For aluminium production to be efficient and cost-effective, its production centres must be chosen carefully.

From bauxite mines  to refineries  to smelters , the landscape has shifted dramatically over the last two decades due to energy supply availability.

Traditional operations

Unsurprisingly, bauxite mines are located where there are economically viable deposits of bauxite, predominantly in Australia, Brazil, China, Guinea, India, South America, South-East Asia, and West Africa. Refineries tend to be located close to the mines to minimise transportation costs. While refining can be a significant energy consumer, substantial investments in technology have improved energy efficiency over the last decade, as explained here.

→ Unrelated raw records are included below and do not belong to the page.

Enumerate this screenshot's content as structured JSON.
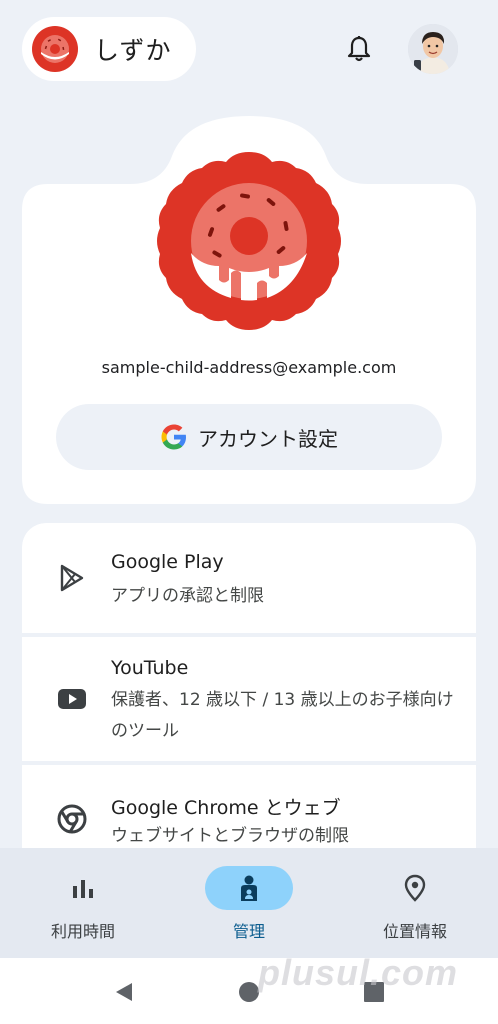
{
  "header": {
    "child_name": "しずか",
    "notification_icon": "bell-icon",
    "user_avatar_icon": "user-avatar"
  },
  "profile": {
    "email": "sample-child-address@example.com",
    "account_button_label": "アカウント設定",
    "badge_color": "#dd3426"
  },
  "settings": {
    "items": [
      {
        "icon": "google-play-icon",
        "title": "Google Play",
        "subtitle": "アプリの承認と制限"
      },
      {
        "icon": "youtube-icon",
        "title": "YouTube",
        "subtitle": "保護者、12 歳以下 / 13 歳以上のお子様向けのツール"
      },
      {
        "icon": "chrome-icon",
        "title": "Google Chrome とウェブ",
        "subtitle": "ウェブサイトとブラウザの制限"
      }
    ]
  },
  "nav": {
    "items": [
      {
        "icon": "bar-chart-icon",
        "label": "利用時間",
        "active": false
      },
      {
        "icon": "child-manage-icon",
        "label": "管理",
        "active": true
      },
      {
        "icon": "location-pin-icon",
        "label": "位置情報",
        "active": false
      }
    ]
  },
  "watermark": "plusul.com",
  "colors": {
    "background": "#edf1f7",
    "active_nav": "#8ed2fb",
    "accent_red": "#dd3426"
  }
}
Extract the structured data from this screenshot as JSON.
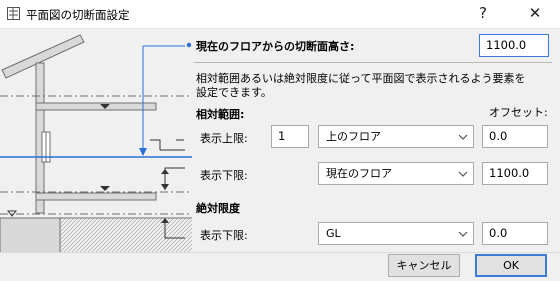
{
  "window": {
    "title": "平面図の切断面設定",
    "help_glyph": "?",
    "close_glyph": "✕"
  },
  "cut_height": {
    "label": "現在のフロアからの切断面高さ:",
    "value": "1100.0"
  },
  "description": {
    "line1": "相対範囲あるいは絶対限度に従って平面図で表示されるよう要素を",
    "line2": "設定できます。"
  },
  "relative_range": {
    "heading": "相対範囲:",
    "offset_heading": "オフセット:",
    "upper": {
      "label": "表示上限:",
      "count": "1",
      "floor": "上のフロア",
      "offset": "0.0"
    },
    "lower": {
      "label": "表示下限:",
      "floor": "現在のフロア",
      "offset": "1100.0"
    }
  },
  "absolute_limit": {
    "heading": "絶対限度",
    "lower": {
      "label": "表示下限:",
      "level": "GL",
      "offset": "0.0"
    }
  },
  "buttons": {
    "cancel": "キャンセル",
    "ok": "OK"
  },
  "colors": {
    "accent": "#3c7bd6",
    "cut_line": "#2a6fd6",
    "dialog_bg": "#f0f0f0"
  }
}
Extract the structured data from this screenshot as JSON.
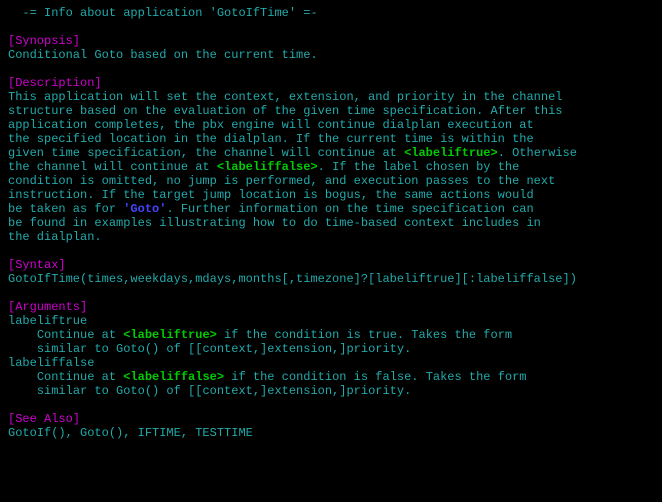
{
  "title": "  -= Info about application 'GotoIfTime' =-",
  "sections": {
    "synopsis": {
      "heading": "[Synopsis]",
      "text": "Conditional Goto based on the current time."
    },
    "description": {
      "heading": "[Description]",
      "p1": "This application will set the context, extension, and priority in the channel",
      "p2": "structure based on the evaluation of the given time specification. After this",
      "p3": "application completes, the pbx engine will continue dialplan execution at",
      "p4": "the specified location in the dialplan. If the current time is within the",
      "p5a": "given time specification, the channel will continue at ",
      "lt": "<labeliftrue>",
      "p5b": ". Otherwise",
      "p6a": "the channel will continue at ",
      "lf": "<labeliffalse>",
      "p6b": ". If the label chosen by the",
      "p7": "condition is omitted, no jump is performed, and execution passes to the next",
      "p8": "instruction. If the target jump location is bogus, the same actions would",
      "p9a": "be taken as for ",
      "goto": "'Goto'",
      "p9b": ". Further information on the time specification can",
      "p10": "be found in examples illustrating how to do time-based context includes in",
      "p11": "the dialplan."
    },
    "syntax": {
      "heading": "[Syntax]",
      "text": "GotoIfTime(times,weekdays,mdays,months[,timezone]?[labeliftrue][:labeliffalse])"
    },
    "arguments": {
      "heading": "[Arguments]",
      "lt_name": "labeliftrue",
      "lt_l1a": "    Continue at ",
      "lt_tag": "<labeliftrue>",
      "lt_l1b": " if the condition is true. Takes the form",
      "lt_l2": "    similar to Goto() of [[context,]extension,]priority.",
      "lf_name": "labeliffalse",
      "lf_l1a": "    Continue at ",
      "lf_tag": "<labeliffalse>",
      "lf_l1b": " if the condition is false. Takes the form",
      "lf_l2": "    similar to Goto() of [[context,]extension,]priority."
    },
    "seealso": {
      "heading": "[See Also]",
      "text": "GotoIf(), Goto(), IFTIME, TESTTIME"
    }
  }
}
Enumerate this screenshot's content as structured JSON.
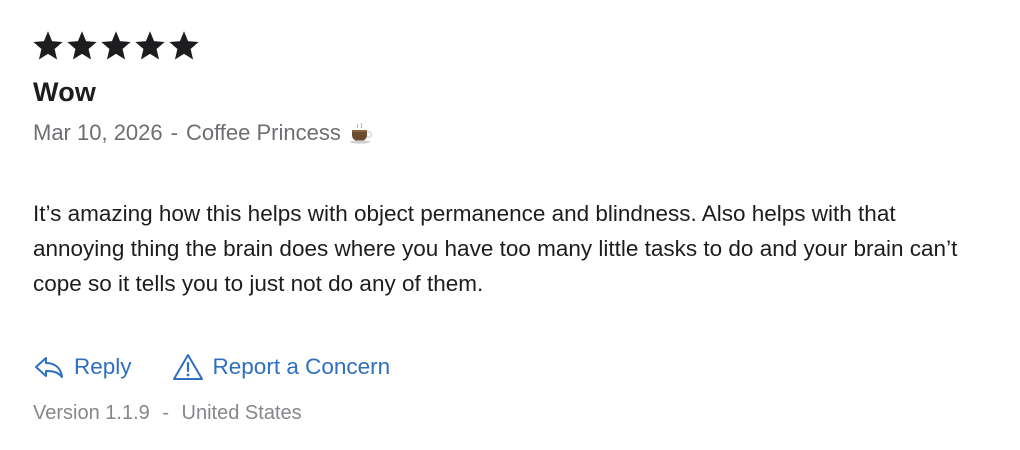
{
  "review": {
    "rating": 5,
    "max_rating": 5,
    "title": "Wow",
    "date": "Mar 10, 2026",
    "meta_separator": "-",
    "author": "Coffee Princess",
    "author_icon": "coffee-cup-icon",
    "body": "It’s amazing how this helps with object permanence and blindness. Also helps with that annoying thing the brain does where you have too many little tasks to do and your brain can’t cope so it tells you to just not do any of them."
  },
  "actions": {
    "reply_label": "Reply",
    "reply_icon": "reply-arrow-icon",
    "report_label": "Report a Concern",
    "report_icon": "warning-triangle-icon"
  },
  "footer": {
    "version": "Version 1.1.9",
    "separator": "-",
    "region": "United States"
  },
  "colors": {
    "star": "#1d1d1f",
    "link": "#2f6fbf",
    "text": "#1d1d1f",
    "secondary": "#6e6e73",
    "footer": "#86868b"
  }
}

This power generation page covers the significant energy levels required for the reduction process at smelters, with around 70% of electricity coming from suppliers and approximately 30% self-generated . Because smelters tend to be built for operations that can last for decades, they are often located alongside aluminium industry-operated power plants.

Alternatively, the producers negotiate long-term energy deals, which allows them to plan based on stable costs.


Changing times

All industries must adapt to geopolitical, environmental, and societal changes to thrive, and the aluminium industry is no different.

Since the turn of the century, the structure of the primary aluminium industry has shifted. The rising global demand for aluminium has driven this, compounded by increased energy costs – which have risen sharply since 2020. The result? Some areas traditionally associated with aluminium are seeing a reduction in production, while some areas that are newer to aluminium production are seeing significant growth.

According to IAI’s figures, between 2000 and 2022, western and central Europe saw a decline in primary aluminium production from 3.8 million metric tonnes a year to 2.9 million, and North America decreased from 6 million to 3.7 million. However, parts of the world have seen tremendous growth in the same timeframe. China’s production has ramped up significantly, from 2.8 million to 40.4 million. Elsewhere, since the countries of the Gulf Cooperation Council started recording aluminium production in 2010, they have seen a rise from 2.7 million to 6 million.

The result of these changes in production locations has seen global production of aluminium rise from 24.7 million metric tonnes of aluminium in 2000 to 69 million in 2022, with China accounting for around a 57% share.

Deputy CEO

“The aluminium industry is not only growing – due to increasing demand for its products – but is also in a state of structural transition towards new centres of production; driven by access to long term, economically attractive energy, the growth of new markets and availability of raw materials.”